**WHAT IS REQUIRED**
Whenever a line in the data holds the string "Agradecerle", copy that line.

** MATERIAL FOR THIS EXERCISE follows **

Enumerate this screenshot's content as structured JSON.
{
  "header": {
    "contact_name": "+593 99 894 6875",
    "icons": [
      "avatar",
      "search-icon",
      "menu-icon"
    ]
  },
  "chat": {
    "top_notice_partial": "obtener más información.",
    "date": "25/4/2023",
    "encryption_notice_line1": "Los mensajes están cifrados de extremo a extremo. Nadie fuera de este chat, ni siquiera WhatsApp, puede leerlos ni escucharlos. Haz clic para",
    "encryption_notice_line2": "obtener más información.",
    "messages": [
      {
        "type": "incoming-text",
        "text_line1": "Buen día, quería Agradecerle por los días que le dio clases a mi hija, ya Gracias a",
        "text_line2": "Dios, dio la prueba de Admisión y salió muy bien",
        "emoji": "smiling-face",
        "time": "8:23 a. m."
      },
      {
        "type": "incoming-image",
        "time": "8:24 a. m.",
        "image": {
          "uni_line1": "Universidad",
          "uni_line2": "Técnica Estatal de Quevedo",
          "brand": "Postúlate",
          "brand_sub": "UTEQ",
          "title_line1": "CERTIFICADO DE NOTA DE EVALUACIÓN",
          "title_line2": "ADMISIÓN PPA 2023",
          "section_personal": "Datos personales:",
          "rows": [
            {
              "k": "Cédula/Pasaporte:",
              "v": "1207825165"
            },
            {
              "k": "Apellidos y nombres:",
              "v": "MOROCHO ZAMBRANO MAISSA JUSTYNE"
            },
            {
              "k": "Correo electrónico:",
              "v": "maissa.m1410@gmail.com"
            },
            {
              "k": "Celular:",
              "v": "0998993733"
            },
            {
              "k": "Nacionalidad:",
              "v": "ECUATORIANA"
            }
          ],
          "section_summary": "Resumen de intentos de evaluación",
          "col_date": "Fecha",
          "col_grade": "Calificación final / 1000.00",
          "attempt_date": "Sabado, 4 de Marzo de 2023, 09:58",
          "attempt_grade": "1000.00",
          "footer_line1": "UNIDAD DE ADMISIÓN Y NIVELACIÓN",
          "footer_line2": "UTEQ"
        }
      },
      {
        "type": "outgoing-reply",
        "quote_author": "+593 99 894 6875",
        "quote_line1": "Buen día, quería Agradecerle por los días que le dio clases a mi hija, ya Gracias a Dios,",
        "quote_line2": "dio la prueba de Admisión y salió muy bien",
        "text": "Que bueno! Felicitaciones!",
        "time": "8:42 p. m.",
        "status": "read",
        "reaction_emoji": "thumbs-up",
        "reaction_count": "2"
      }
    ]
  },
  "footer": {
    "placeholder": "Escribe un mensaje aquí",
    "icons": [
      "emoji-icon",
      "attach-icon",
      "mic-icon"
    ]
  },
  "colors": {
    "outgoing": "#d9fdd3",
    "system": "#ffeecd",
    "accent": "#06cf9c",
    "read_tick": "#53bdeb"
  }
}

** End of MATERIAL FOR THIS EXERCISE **
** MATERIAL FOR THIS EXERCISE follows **

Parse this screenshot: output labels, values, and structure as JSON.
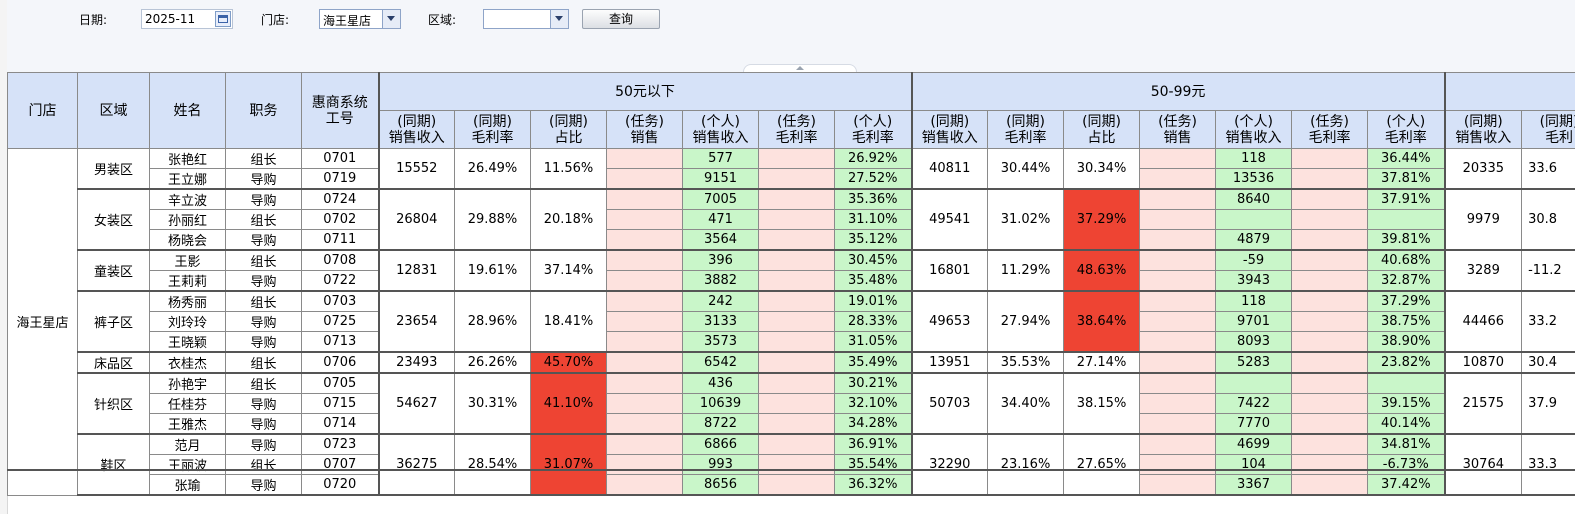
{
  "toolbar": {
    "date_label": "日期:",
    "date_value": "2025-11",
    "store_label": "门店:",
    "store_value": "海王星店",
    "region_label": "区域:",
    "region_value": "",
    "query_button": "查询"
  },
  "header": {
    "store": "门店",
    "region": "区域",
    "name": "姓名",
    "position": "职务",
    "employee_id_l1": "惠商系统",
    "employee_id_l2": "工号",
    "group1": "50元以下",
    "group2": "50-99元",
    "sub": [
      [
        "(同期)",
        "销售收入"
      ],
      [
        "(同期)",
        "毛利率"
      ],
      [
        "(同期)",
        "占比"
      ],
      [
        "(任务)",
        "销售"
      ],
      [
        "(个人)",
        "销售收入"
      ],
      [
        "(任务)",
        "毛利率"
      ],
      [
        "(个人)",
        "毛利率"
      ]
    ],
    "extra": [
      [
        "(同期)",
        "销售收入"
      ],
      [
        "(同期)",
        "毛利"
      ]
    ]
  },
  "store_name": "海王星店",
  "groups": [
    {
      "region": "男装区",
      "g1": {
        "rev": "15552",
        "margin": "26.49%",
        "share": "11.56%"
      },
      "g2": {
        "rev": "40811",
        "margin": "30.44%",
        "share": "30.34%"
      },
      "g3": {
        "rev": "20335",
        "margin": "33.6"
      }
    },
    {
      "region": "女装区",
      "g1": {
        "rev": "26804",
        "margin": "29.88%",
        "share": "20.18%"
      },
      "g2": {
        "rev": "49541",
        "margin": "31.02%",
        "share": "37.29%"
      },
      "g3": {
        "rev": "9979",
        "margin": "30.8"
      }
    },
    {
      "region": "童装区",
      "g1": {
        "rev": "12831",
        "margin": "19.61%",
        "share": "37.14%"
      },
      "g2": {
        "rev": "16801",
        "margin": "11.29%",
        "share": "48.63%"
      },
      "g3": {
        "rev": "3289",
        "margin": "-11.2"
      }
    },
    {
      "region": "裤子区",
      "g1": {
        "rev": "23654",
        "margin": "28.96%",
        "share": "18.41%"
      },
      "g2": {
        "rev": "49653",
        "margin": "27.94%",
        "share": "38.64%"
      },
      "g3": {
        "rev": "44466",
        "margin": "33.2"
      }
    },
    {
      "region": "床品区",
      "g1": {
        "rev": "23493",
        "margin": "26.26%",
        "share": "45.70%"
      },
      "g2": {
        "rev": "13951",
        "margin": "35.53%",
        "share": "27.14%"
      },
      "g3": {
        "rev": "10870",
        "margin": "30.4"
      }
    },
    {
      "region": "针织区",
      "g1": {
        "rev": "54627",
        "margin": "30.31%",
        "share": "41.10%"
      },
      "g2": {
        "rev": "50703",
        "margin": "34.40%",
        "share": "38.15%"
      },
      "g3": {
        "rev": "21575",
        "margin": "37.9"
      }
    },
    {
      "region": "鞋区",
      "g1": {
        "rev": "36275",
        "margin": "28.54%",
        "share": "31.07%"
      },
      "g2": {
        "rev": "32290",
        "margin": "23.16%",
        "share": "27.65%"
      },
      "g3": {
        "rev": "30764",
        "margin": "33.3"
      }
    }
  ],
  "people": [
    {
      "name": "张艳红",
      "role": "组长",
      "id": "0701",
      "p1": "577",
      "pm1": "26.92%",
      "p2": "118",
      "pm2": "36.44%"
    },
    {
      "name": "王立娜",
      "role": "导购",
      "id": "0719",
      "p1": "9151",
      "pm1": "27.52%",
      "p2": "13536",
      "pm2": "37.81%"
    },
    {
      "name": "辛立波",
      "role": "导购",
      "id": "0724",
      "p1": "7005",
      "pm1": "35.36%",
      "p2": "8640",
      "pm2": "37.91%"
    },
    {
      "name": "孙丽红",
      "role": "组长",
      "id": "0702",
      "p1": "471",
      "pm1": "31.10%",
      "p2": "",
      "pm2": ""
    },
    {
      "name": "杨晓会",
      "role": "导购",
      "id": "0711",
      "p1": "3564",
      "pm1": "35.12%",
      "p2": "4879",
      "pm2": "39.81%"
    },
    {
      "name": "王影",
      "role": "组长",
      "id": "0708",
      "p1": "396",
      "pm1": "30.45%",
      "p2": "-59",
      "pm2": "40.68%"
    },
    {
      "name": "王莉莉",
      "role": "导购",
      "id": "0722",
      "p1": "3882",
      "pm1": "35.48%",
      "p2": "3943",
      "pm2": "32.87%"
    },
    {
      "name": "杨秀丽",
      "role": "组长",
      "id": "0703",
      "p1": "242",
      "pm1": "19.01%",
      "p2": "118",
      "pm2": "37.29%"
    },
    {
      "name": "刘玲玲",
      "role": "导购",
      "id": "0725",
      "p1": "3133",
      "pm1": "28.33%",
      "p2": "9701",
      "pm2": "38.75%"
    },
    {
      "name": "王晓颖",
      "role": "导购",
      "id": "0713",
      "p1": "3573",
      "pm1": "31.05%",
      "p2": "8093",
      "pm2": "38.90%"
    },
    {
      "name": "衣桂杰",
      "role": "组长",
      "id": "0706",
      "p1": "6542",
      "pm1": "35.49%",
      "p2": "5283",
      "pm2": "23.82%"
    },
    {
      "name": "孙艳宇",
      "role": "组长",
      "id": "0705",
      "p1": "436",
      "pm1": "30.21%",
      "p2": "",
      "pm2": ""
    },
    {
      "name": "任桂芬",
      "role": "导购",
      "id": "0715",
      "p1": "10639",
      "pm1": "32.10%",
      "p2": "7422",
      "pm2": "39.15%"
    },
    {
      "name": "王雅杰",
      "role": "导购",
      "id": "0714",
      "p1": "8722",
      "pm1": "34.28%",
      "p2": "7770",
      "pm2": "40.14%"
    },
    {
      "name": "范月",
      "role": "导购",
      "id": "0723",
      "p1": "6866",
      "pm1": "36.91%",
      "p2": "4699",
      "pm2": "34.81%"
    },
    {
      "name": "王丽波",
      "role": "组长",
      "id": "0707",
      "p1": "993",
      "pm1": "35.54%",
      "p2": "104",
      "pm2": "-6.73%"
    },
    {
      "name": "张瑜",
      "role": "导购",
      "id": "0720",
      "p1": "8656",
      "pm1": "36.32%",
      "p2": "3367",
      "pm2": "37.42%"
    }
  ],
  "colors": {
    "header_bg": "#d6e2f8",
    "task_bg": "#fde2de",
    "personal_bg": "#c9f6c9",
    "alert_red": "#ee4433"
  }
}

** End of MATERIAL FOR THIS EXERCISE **

**ANSWER**
        "text_line1": "Buen día, quería Agradecerle por los días que le dio clases a mi hija, ya Gracias a",
        "quote_line1": "Buen día, quería Agradecerle por los días que le dio clases a mi hija, ya Gracias a Dios,",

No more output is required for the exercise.